By Chris Camire, email@example.com
BOSTON -- Area lawmakers are once again pushing a bill to give cities and towns the tools to form their own utilities.
The decade-old legislation has gained traction in recent years, making it out of committee during the previous legislation session, but failing to reach the House floor for a vote.
The Committee on Telecommunications, Utilities and Energy was scheduled to vote today on whether to recommend the bill during the current session.
The legislation could lead to the creation of the state's first municipal electric utility in 86 years, which lawmakers say would result in better service and prices.
State Rep. Stephen DiNatale, D-Fitchburg, said the bill was previously held up over concerns with how the value of poles, wires and other equipment in a community will be determined.
Under the legislation, the utility would be required to sell the infrastructure to a municipality that wants to form its own utility once the Department of Public Utilities determines the value of poles.
"There is some language in the bill that I have some concerns with that would add to the cost that a municipality would have to pay, although we don't want to jeopardize the importance of passing the bill," said DiNatale, who sits on the committee that will hear the bill. "The important piece is to get this over the finish line, get it through Ways and Means."
Should the bill reach the House floor, DiNatale said he is almost certain it will pass.
"It's difficult for anyone not to agree that this is an option that should exist for every municipality," he said.
For nearly a century, utility companies have been given veto power over municipalities' efforts to purchase poles and wires from the existing utility and establish their own light authority. This bill would remove that veto power.
Area officials have said their communities have been disadvantaged because of the lack of choice.
For example, Fitchburg pays one of the highest utility rates in Massachusetts despite having one of the state's lowest per-capita incomes.
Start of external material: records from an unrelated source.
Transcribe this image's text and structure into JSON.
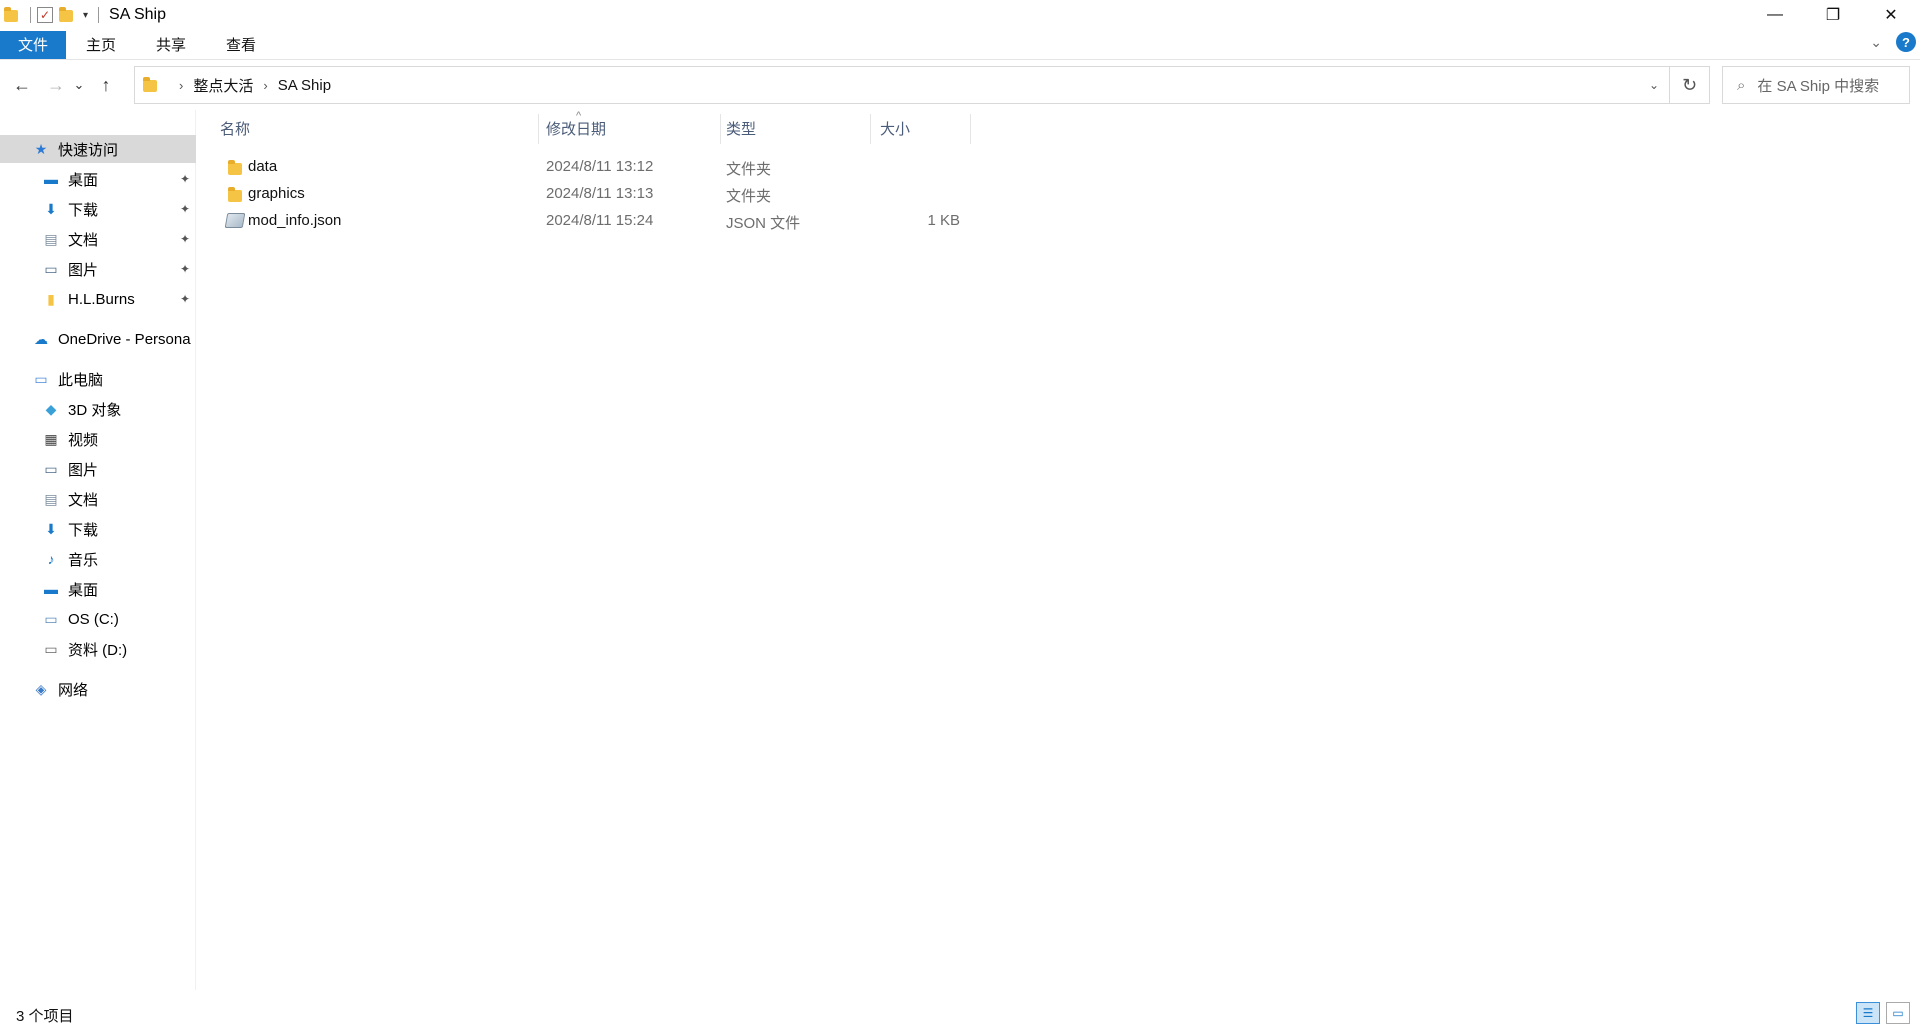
{
  "titlebar": {
    "title": "SA Ship",
    "qat_icons": [
      "folder-icon",
      "properties-icon",
      "new-folder-icon"
    ],
    "controls": {
      "minimize": "—",
      "restore": "❐",
      "close": "✕"
    }
  },
  "ribbon": {
    "tabs": [
      "文件",
      "主页",
      "共享",
      "查看"
    ],
    "expand_icon": "⌄",
    "help_icon": "?"
  },
  "navigation": {
    "back": "←",
    "forward": "→",
    "recent": "⌄",
    "up": "↑"
  },
  "address": {
    "crumbs": [
      "整点大活",
      "SA Ship"
    ],
    "separator": "›",
    "dropdown": "⌄",
    "refresh": "↻"
  },
  "search": {
    "placeholder": "在 SA Ship 中搜索",
    "icon": "⌕"
  },
  "sidebar": {
    "items": [
      {
        "label": "快速访问",
        "icon": "★",
        "pinned": false
      },
      {
        "label": "桌面",
        "icon": "▬",
        "pinned": true
      },
      {
        "label": "下载",
        "icon": "⬇",
        "pinned": true
      },
      {
        "label": "文档",
        "icon": "▤",
        "pinned": true
      },
      {
        "label": "图片",
        "icon": "▭",
        "pinned": true
      },
      {
        "label": "H.L.Burns",
        "icon": "▮",
        "pinned": true
      },
      {
        "label": "OneDrive - Persona",
        "icon": "☁",
        "pinned": false
      },
      {
        "label": "此电脑",
        "icon": "▭",
        "pinned": false
      },
      {
        "label": "3D 对象",
        "icon": "◆",
        "pinned": false
      },
      {
        "label": "视频",
        "icon": "▦",
        "pinned": false
      },
      {
        "label": "图片",
        "icon": "▭",
        "pinned": false
      },
      {
        "label": "文档",
        "icon": "▤",
        "pinned": false
      },
      {
        "label": "下载",
        "icon": "⬇",
        "pinned": false
      },
      {
        "label": "音乐",
        "icon": "♪",
        "pinned": false
      },
      {
        "label": "桌面",
        "icon": "▬",
        "pinned": false
      },
      {
        "label": "OS (C:)",
        "icon": "▭",
        "pinned": false
      },
      {
        "label": "资料 (D:)",
        "icon": "▭",
        "pinned": false
      },
      {
        "label": "网络",
        "icon": "◈",
        "pinned": false
      }
    ],
    "pin_icon": "📌"
  },
  "filelist": {
    "columns": [
      "名称",
      "修改日期",
      "类型",
      "大小"
    ],
    "sort_arrow": "^",
    "rows": [
      {
        "name": "data",
        "date": "2024/8/11 13:12",
        "type": "文件夹",
        "size": ""
      },
      {
        "name": "graphics",
        "date": "2024/8/11 13:13",
        "type": "文件夹",
        "size": ""
      },
      {
        "name": "mod_info.json",
        "date": "2024/8/11 15:24",
        "type": "JSON 文件",
        "size": "1 KB"
      }
    ]
  },
  "statusbar": {
    "item_count": "3 个项目"
  },
  "colors": {
    "accent": "#1979ca",
    "selected_nav": "#d9d9d9",
    "folder": "#f6c444",
    "header_text": "#4b5c79",
    "meta_text": "#6d6d6d"
  }
}
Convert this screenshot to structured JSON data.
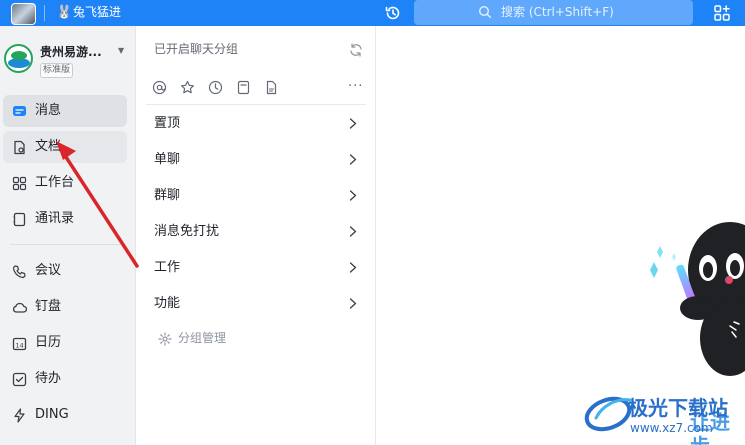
{
  "titlebar": {
    "title": "兔飞猛进",
    "search_placeholder": "搜索 (Ctrl+Shift+F)"
  },
  "org": {
    "name": "贵州易游...",
    "edition": "标准版"
  },
  "nav": {
    "items": [
      {
        "label": "消息",
        "icon": "message-icon"
      },
      {
        "label": "文档",
        "icon": "document-icon"
      },
      {
        "label": "工作台",
        "icon": "workbench-icon"
      },
      {
        "label": "通讯录",
        "icon": "contacts-icon"
      },
      {
        "label": "会议",
        "icon": "meeting-icon"
      },
      {
        "label": "钉盘",
        "icon": "cloud-drive-icon"
      },
      {
        "label": "日历",
        "icon": "calendar-icon"
      },
      {
        "label": "待办",
        "icon": "todo-icon"
      },
      {
        "label": "DING",
        "icon": "ding-icon"
      }
    ]
  },
  "mid": {
    "group_title": "已开启聊天分组",
    "categories": [
      {
        "label": "置顶"
      },
      {
        "label": "单聊"
      },
      {
        "label": "群聊"
      },
      {
        "label": "消息免打扰"
      },
      {
        "label": "工作"
      },
      {
        "label": "功能"
      }
    ],
    "manage_label": "分组管理"
  },
  "watermark": {
    "text": "极光下载站",
    "url": "www.xz7.com",
    "partial": "让进步"
  },
  "colors": {
    "titlebar": "#1e83f7",
    "search_bg": "#5fa8fb",
    "nav_bg": "#f1f2f4",
    "annotation": "#d9262b"
  }
}
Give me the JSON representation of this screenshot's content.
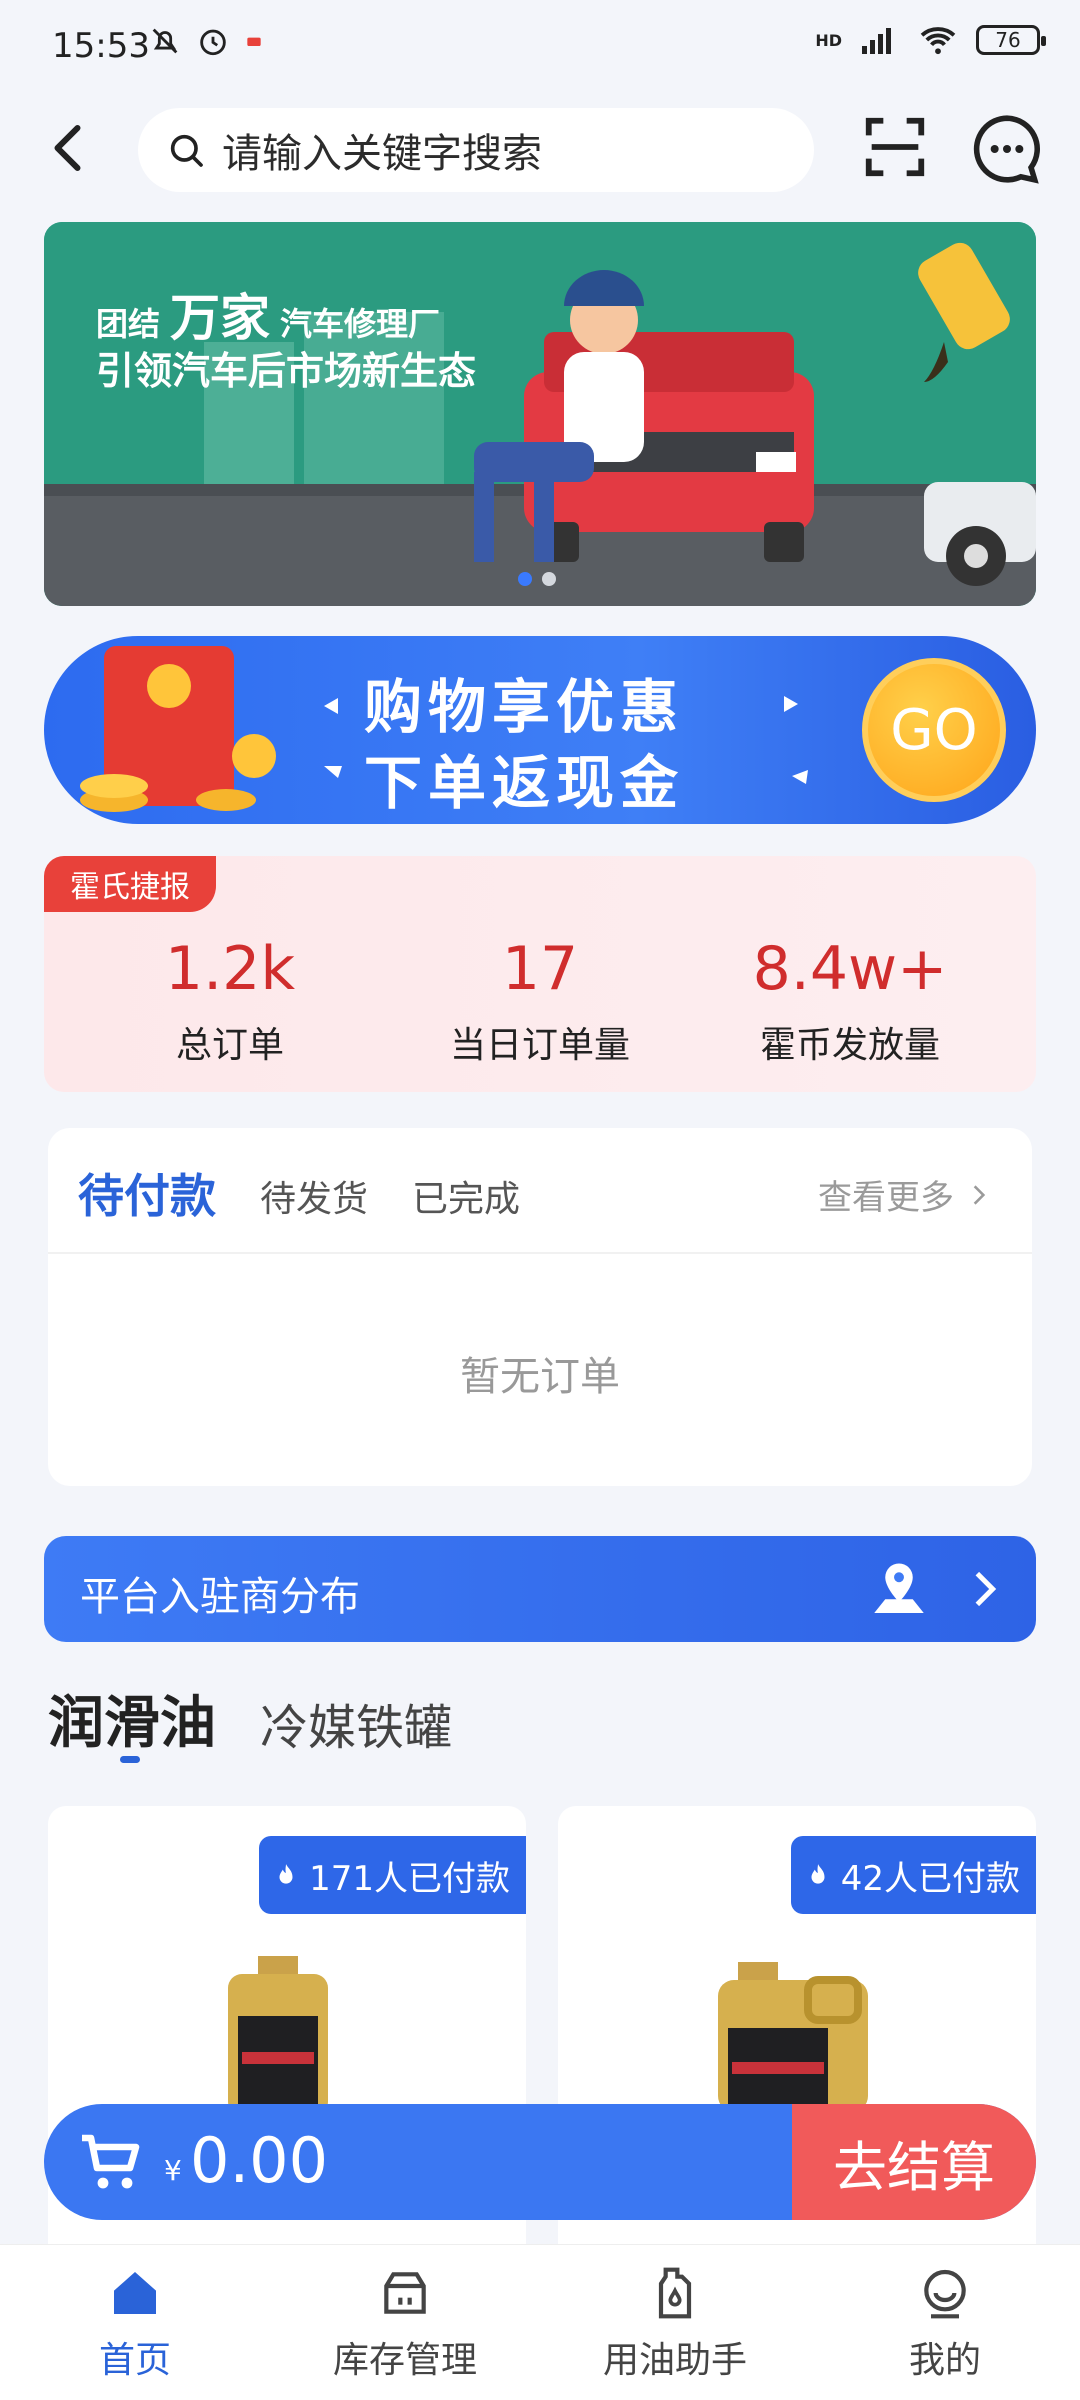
{
  "status_bar": {
    "time": "15:53",
    "network": "HD",
    "battery": "76"
  },
  "header": {
    "search_placeholder": "请输入关键字搜索"
  },
  "banner": {
    "line1_prefix": "团结",
    "line1_brand": "万家",
    "line1_suffix": "汽车修理厂",
    "line2": "引领汽车后市场新生态"
  },
  "promo": {
    "line1": "购物享优惠",
    "line2": "下单返现金",
    "go": "GO"
  },
  "stats": {
    "tag": "霍氏捷报",
    "items": [
      {
        "value": "1.2k",
        "label": "总订单"
      },
      {
        "value": "17",
        "label": "当日订单量"
      },
      {
        "value": "8.4w+",
        "label": "霍币发放量"
      }
    ]
  },
  "orders": {
    "tabs": [
      "待付款",
      "待发货",
      "已完成"
    ],
    "more": "查看更多",
    "empty": "暂无订单"
  },
  "platform": {
    "label": "平台入驻商分布"
  },
  "product_tabs": [
    "润滑油",
    "冷媒铁罐"
  ],
  "products": [
    {
      "badge": "171人已付款"
    },
    {
      "badge": "42人已付款"
    }
  ],
  "cart": {
    "currency": "¥",
    "amount": "0.00",
    "checkout": "去结算"
  },
  "nav": [
    "首页",
    "库存管理",
    "用油助手",
    "我的"
  ],
  "colors": {
    "accent": "#2a63d8",
    "red": "#e8413a",
    "checkout": "#f15a5a"
  }
}
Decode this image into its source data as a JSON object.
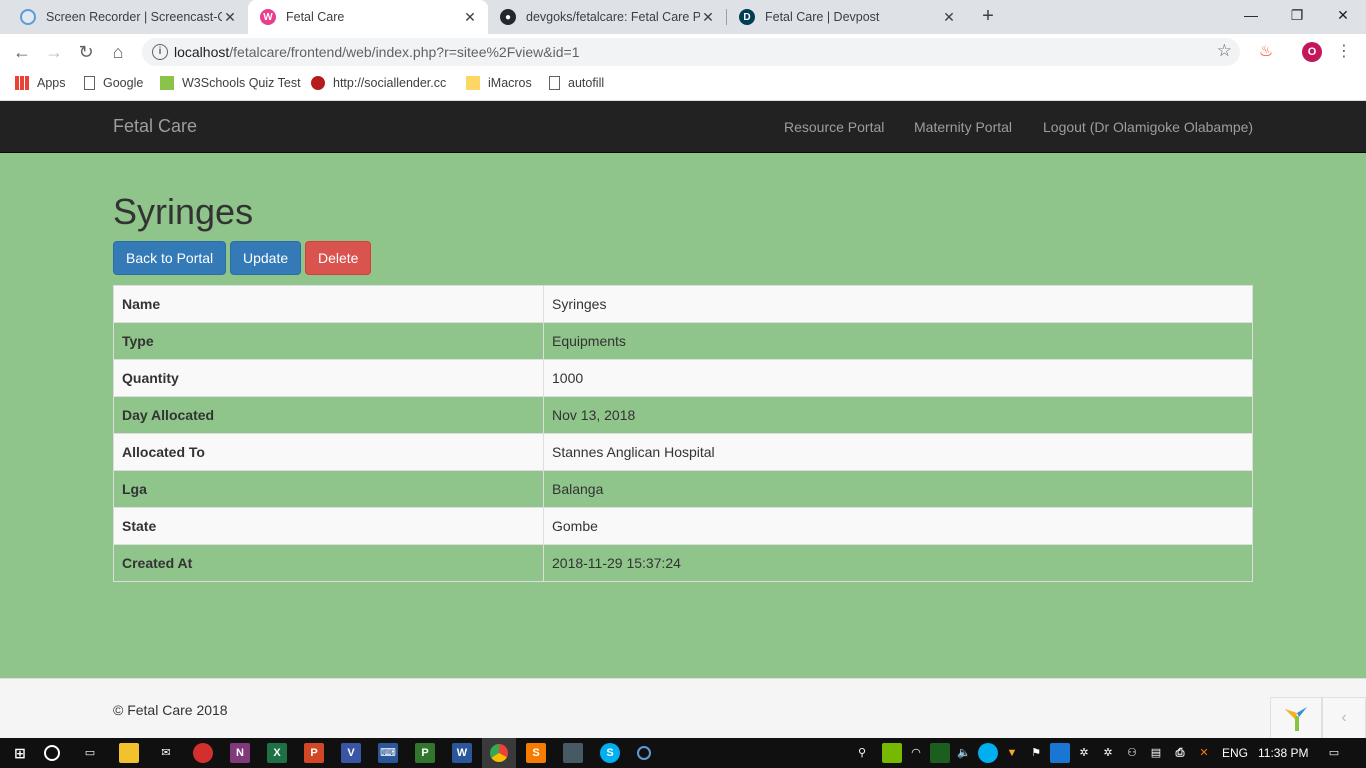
{
  "browser": {
    "tabs": [
      {
        "title": "Screen Recorder | Screencast-O-M",
        "favicon": "screencast-icon",
        "color": "#5e9cd3"
      },
      {
        "title": "Fetal Care",
        "favicon": "yii-icon",
        "color": "#e83e8c"
      },
      {
        "title": "devgoks/fetalcare: Fetal Care Pro",
        "favicon": "github-icon",
        "color": "#24292e"
      },
      {
        "title": "Fetal Care | Devpost",
        "favicon": "devpost-icon",
        "color": "#003e54"
      }
    ],
    "url_host": "localhost",
    "url_path": "/fetalcare/frontend/web/index.php?r=sitee%2Fview&id=1",
    "profile_initial": "O",
    "bookmarks": [
      {
        "label": "Apps",
        "icon": "apps-grid-icon"
      },
      {
        "label": "Google",
        "icon": "page-icon"
      },
      {
        "label": "W3Schools Quiz Test",
        "icon": "w3schools-icon"
      },
      {
        "label": "http://sociallender.cc",
        "icon": "sociallender-icon"
      },
      {
        "label": "iMacros",
        "icon": "folder-icon"
      },
      {
        "label": "autofill",
        "icon": "page-icon"
      }
    ]
  },
  "site": {
    "brand": "Fetal Care",
    "nav": [
      "Resource Portal",
      "Maternity Portal",
      "Logout (Dr Olamigoke Olabampe)"
    ]
  },
  "page": {
    "title": "Syringes",
    "buttons": {
      "back": "Back to Portal",
      "update": "Update",
      "delete": "Delete"
    },
    "details": [
      {
        "label": "Name",
        "value": "Syringes"
      },
      {
        "label": "Type",
        "value": "Equipments"
      },
      {
        "label": "Quantity",
        "value": "1000"
      },
      {
        "label": "Day Allocated",
        "value": "Nov 13, 2018"
      },
      {
        "label": "Allocated To",
        "value": "Stannes Anglican Hospital"
      },
      {
        "label": "Lga",
        "value": "Balanga"
      },
      {
        "label": "State",
        "value": "Gombe"
      },
      {
        "label": "Created At",
        "value": "2018-11-29 15:37:24"
      }
    ]
  },
  "footer": {
    "text": "© Fetal Care 2018"
  },
  "taskbar": {
    "language": "ENG",
    "time": "11:38 PM"
  },
  "colors": {
    "page_bg": "#8fc48b",
    "navbar": "#222222",
    "primary": "#337ab7",
    "danger": "#d9534f"
  }
}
Fitchburg residents receive their electricity from Unitil Corp., as do Lunenburg, Townsend and Ashby.
Numerous businesses have closed in Fitchburg due to high utility prices, according to Fitchburg Mayor Lisa Wong.
According to a 2010 state Department of Energy Resources report, electricity rates at municipal light departments are significantly lower than at investor-owned utilities. In fact, in 2006, rates offered by the state's 41 so-called "munis" were an average of 30 percent less.
Calls to cut ties with Unitil were amplified after major power outages in the Fitchburg area during the ice storm of December 2008.
Should the bill pass, it remains unclear how many communities would act on it, said DiNatale, as it would likely cost millions of dollars to purchase the equipment.